**Task requirements**
Could you output all of the records below exactly as they appear?

________________________

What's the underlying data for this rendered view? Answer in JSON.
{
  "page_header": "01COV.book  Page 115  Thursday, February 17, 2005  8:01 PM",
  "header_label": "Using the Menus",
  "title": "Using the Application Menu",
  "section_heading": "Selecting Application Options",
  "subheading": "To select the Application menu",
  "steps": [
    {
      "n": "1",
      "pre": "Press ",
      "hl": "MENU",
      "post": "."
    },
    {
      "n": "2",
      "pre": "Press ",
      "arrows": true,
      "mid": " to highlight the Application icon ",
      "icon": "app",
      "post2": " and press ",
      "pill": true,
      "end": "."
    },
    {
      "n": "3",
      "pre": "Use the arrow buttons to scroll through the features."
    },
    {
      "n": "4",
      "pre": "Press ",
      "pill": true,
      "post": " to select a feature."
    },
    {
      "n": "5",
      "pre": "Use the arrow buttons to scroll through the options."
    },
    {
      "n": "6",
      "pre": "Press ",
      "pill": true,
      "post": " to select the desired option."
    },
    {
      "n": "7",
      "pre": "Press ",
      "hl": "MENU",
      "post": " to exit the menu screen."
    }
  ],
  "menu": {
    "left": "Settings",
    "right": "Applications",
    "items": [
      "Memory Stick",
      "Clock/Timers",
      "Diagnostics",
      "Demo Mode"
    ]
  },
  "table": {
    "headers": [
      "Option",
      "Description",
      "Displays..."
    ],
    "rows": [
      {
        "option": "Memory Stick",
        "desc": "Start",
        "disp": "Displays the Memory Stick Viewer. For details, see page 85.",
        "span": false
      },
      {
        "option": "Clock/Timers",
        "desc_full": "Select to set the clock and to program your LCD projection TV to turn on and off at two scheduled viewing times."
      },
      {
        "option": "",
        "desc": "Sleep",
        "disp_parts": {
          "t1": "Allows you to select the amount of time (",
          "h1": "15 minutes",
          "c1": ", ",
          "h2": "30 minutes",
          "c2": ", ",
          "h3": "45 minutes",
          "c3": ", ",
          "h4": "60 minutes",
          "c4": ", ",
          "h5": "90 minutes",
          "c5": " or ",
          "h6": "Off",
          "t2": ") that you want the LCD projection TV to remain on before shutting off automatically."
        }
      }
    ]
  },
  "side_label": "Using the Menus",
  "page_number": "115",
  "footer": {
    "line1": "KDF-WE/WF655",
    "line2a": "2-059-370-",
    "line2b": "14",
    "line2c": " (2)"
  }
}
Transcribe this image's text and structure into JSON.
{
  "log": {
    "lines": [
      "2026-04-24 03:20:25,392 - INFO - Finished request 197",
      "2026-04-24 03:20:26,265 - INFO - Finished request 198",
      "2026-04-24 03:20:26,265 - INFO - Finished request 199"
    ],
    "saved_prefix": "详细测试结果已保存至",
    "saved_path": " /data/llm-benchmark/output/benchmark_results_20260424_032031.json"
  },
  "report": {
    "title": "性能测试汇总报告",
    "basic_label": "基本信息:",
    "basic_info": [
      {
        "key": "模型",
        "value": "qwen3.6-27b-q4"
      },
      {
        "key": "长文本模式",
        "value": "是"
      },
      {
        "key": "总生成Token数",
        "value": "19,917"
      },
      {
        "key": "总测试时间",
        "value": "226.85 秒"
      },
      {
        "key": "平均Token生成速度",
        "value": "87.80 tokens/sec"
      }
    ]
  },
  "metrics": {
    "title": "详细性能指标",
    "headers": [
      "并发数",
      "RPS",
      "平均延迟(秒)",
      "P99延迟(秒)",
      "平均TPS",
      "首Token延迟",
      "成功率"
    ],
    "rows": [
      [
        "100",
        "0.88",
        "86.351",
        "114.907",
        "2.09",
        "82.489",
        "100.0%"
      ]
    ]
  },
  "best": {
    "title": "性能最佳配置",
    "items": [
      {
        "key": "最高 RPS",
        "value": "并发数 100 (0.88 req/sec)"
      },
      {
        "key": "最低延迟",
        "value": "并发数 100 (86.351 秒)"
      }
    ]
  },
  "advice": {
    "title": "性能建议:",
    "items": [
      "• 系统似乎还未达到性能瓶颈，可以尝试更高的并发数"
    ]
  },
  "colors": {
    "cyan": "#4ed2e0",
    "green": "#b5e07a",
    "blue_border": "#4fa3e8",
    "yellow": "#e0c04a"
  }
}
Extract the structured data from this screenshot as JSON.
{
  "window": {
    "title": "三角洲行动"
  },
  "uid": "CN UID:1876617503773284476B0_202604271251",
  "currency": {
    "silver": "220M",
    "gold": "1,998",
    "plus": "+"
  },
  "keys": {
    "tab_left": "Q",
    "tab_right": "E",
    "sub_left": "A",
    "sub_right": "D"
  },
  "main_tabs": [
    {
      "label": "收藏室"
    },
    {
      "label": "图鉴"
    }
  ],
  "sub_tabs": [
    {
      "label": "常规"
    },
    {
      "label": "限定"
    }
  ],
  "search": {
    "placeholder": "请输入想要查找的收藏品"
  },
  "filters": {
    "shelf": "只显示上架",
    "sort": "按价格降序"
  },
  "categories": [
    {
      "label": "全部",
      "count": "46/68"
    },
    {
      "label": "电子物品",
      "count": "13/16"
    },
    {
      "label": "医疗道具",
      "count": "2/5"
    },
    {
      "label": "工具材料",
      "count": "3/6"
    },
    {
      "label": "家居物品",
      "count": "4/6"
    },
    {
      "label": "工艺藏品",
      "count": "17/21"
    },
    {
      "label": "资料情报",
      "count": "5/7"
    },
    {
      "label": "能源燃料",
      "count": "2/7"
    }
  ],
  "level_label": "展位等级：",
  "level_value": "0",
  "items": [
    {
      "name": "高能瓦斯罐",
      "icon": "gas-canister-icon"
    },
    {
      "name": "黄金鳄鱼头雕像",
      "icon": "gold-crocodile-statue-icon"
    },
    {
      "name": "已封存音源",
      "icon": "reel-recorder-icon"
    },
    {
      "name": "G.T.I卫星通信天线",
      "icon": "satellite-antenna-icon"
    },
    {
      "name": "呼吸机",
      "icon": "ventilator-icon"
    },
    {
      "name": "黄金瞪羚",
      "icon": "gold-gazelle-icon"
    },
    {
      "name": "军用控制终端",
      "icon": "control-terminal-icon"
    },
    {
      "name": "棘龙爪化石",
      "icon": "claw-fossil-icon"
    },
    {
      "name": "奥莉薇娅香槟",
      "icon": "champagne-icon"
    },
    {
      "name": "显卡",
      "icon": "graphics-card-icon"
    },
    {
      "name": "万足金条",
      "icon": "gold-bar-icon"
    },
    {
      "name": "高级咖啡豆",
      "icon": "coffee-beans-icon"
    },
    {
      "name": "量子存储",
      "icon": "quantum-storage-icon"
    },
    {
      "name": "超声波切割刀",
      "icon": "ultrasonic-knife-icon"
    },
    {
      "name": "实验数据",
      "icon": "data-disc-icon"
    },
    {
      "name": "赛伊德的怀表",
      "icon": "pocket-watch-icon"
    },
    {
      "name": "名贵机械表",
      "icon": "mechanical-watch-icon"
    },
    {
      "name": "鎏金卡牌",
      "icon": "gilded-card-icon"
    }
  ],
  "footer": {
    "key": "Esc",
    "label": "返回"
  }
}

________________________

**Solution**
What's the underlying data for this rendered view? Answer in JSON.
{
  "page_header": "01COV.book  Page 115  Thursday, February 17, 2005  8:01 PM",
  "header_label": "Using the Menus",
  "title": "Using the Application Menu",
  "section_heading": "Selecting Application Options",
  "subheading": "To select the Application menu",
  "steps": [
    {
      "n": "1",
      "pre": "Press ",
      "hl": "MENU",
      "post": "."
    },
    {
      "n": "2",
      "pre": "Press ",
      "arrows": true,
      "mid": " to highlight the Application icon ",
      "icon": "app",
      "post2": " and press ",
      "pill": true,
      "end": "."
    },
    {
      "n": "3",
      "pre": "Use the arrow buttons to scroll through the features."
    },
    {
      "n": "4",
      "pre": "Press ",
      "pill": true,
      "post": " to select a feature."
    },
    {
      "n": "5",
      "pre": "Use the arrow buttons to scroll through the options."
    },
    {
      "n": "6",
      "pre": "Press ",
      "pill": true,
      "post": " to select the desired option."
    },
    {
      "n": "7",
      "pre": "Press ",
      "hl": "MENU",
      "post": " to exit the menu screen."
    }
  ],
  "menu": {
    "left": "Settings",
    "right": "Applications",
    "items": [
      "Memory Stick",
      "Clock/Timers",
      "Diagnostics",
      "Demo Mode"
    ]
  },
  "table": {
    "headers": [
      "Option",
      "Description",
      "Displays..."
    ],
    "rows": [
      {
        "option": "Memory Stick",
        "desc": "Start",
        "disp": "Displays the Memory Stick Viewer. For details, see page 85.",
        "span": false
      },
      {
        "option": "Clock/Timers",
        "desc_full": "Select to set the clock and to program your LCD projection TV to turn on and off at two scheduled viewing times."
      },
      {
        "option": "",
        "desc": "Sleep",
        "disp_parts": {
          "t1": "Allows you to select the amount of time (",
          "h1": "15 minutes",
          "c1": ", ",
          "h2": "30 minutes",
          "c2": ", ",
          "h3": "45 minutes",
          "c3": ", ",
          "h4": "60 minutes",
          "c4": ", ",
          "h5": "90 minutes",
          "c5": " or ",
          "h6": "Off",
          "t2": ") that you want the LCD projection TV to remain on before shutting off automatically."
        }
      }
    ]
  },
  "side_label": "Using the Menus",
  "page_number": "115",
  "footer": {
    "line1": "KDF-WE/WF655",
    "line2a": "2-059-370-",
    "line2b": "14",
    "line2c": " (2)"
  }
}
Transcribe this image's text and structure into JSON.
{
  "log": {
    "lines": [
      "2026-04-24 03:20:25,392 - INFO - Finished request 197",
      "2026-04-24 03:20:26,265 - INFO - Finished request 198",
      "2026-04-24 03:20:26,265 - INFO - Finished request 199"
    ],
    "saved_prefix": "详细测试结果已保存至",
    "saved_path": " /data/llm-benchmark/output/benchmark_results_20260424_032031.json"
  },
  "report": {
    "title": "性能测试汇总报告",
    "basic_label": "基本信息:",
    "basic_info": [
      {
        "key": "模型",
        "value": "qwen3.6-27b-q4"
      },
      {
        "key": "长文本模式",
        "value": "是"
      },
      {
        "key": "总生成Token数",
        "value": "19,917"
      },
      {
        "key": "总测试时间",
        "value": "226.85 秒"
      },
      {
        "key": "平均Token生成速度",
        "value": "87.80 tokens/sec"
      }
    ]
  },
  "metrics": {
    "title": "详细性能指标",
    "headers": [
      "并发数",
      "RPS",
      "平均延迟(秒)",
      "P99延迟(秒)",
      "平均TPS",
      "首Token延迟",
      "成功率"
    ],
    "rows": [
      [
        "100",
        "0.88",
        "86.351",
        "114.907",
        "2.09",
        "82.489",
        "100.0%"
      ]
    ]
  },
  "best": {
    "title": "性能最佳配置",
    "items": [
      {
        "key": "最高 RPS",
        "value": "并发数 100 (0.88 req/sec)"
      },
      {
        "key": "最低延迟",
        "value": "并发数 100 (86.351 秒)"
      }
    ]
  },
  "advice": {
    "title": "性能建议:",
    "items": [
      "• 系统似乎还未达到性能瓶颈，可以尝试更高的并发数"
    ]
  },
  "colors": {
    "cyan": "#4ed2e0",
    "green": "#b5e07a",
    "blue_border": "#4fa3e8",
    "yellow": "#e0c04a"
  }
}
Extract the structured data from this screenshot as JSON.
{
  "window": {
    "title": "三角洲行动"
  },
  "uid": "CN UID:1876617503773284476B0_202604271251",
  "currency": {
    "silver": "220M",
    "gold": "1,998",
    "plus": "+"
  },
  "keys": {
    "tab_left": "Q",
    "tab_right": "E",
    "sub_left": "A",
    "sub_right": "D"
  },
  "main_tabs": [
    {
      "label": "收藏室"
    },
    {
      "label": "图鉴"
    }
  ],
  "sub_tabs": [
    {
      "label": "常规"
    },
    {
      "label": "限定"
    }
  ],
  "search": {
    "placeholder": "请输入想要查找的收藏品"
  },
  "filters": {
    "shelf": "只显示上架",
    "sort": "按价格降序"
  },
  "categories": [
    {
      "label": "全部",
      "count": "46/68"
    },
    {
      "label": "电子物品",
      "count": "13/16"
    },
    {
      "label": "医疗道具",
      "count": "2/5"
    },
    {
      "label": "工具材料",
      "count": "3/6"
    },
    {
      "label": "家居物品",
      "count": "4/6"
    },
    {
      "label": "工艺藏品",
      "count": "17/21"
    },
    {
      "label": "资料情报",
      "count": "5/7"
    },
    {
      "label": "能源燃料",
      "count": "2/7"
    }
  ],
  "level_label": "展位等级：",
  "level_value": "0",
  "items": [
    {
      "name": "高能瓦斯罐",
      "icon": "gas-canister-icon"
    },
    {
      "name": "黄金鳄鱼头雕像",
      "icon": "gold-crocodile-statue-icon"
    },
    {
      "name": "已封存音源",
      "icon": "reel-recorder-icon"
    },
    {
      "name": "G.T.I卫星通信天线",
      "icon": "satellite-antenna-icon"
    },
    {
      "name": "呼吸机",
      "icon": "ventilator-icon"
    },
    {
      "name": "黄金瞪羚",
      "icon": "gold-gazelle-icon"
    },
    {
      "name": "军用控制终端",
      "icon": "control-terminal-icon"
    },
    {
      "name": "棘龙爪化石",
      "icon": "claw-fossil-icon"
    },
    {
      "name": "奥莉薇娅香槟",
      "icon": "champagne-icon"
    },
    {
      "name": "显卡",
      "icon": "graphics-card-icon"
    },
    {
      "name": "万足金条",
      "icon": "gold-bar-icon"
    },
    {
      "name": "高级咖啡豆",
      "icon": "coffee-beans-icon"
    },
    {
      "name": "量子存储",
      "icon": "quantum-storage-icon"
    },
    {
      "name": "超声波切割刀",
      "icon": "ultrasonic-knife-icon"
    },
    {
      "name": "实验数据",
      "icon": "data-disc-icon"
    },
    {
      "name": "赛伊德的怀表",
      "icon": "pocket-watch-icon"
    },
    {
      "name": "名贵机械表",
      "icon": "mechanical-watch-icon"
    },
    {
      "name": "鎏金卡牌",
      "icon": "gilded-card-icon"
    }
  ],
  "footer": {
    "key": "Esc",
    "label": "返回"
  }
}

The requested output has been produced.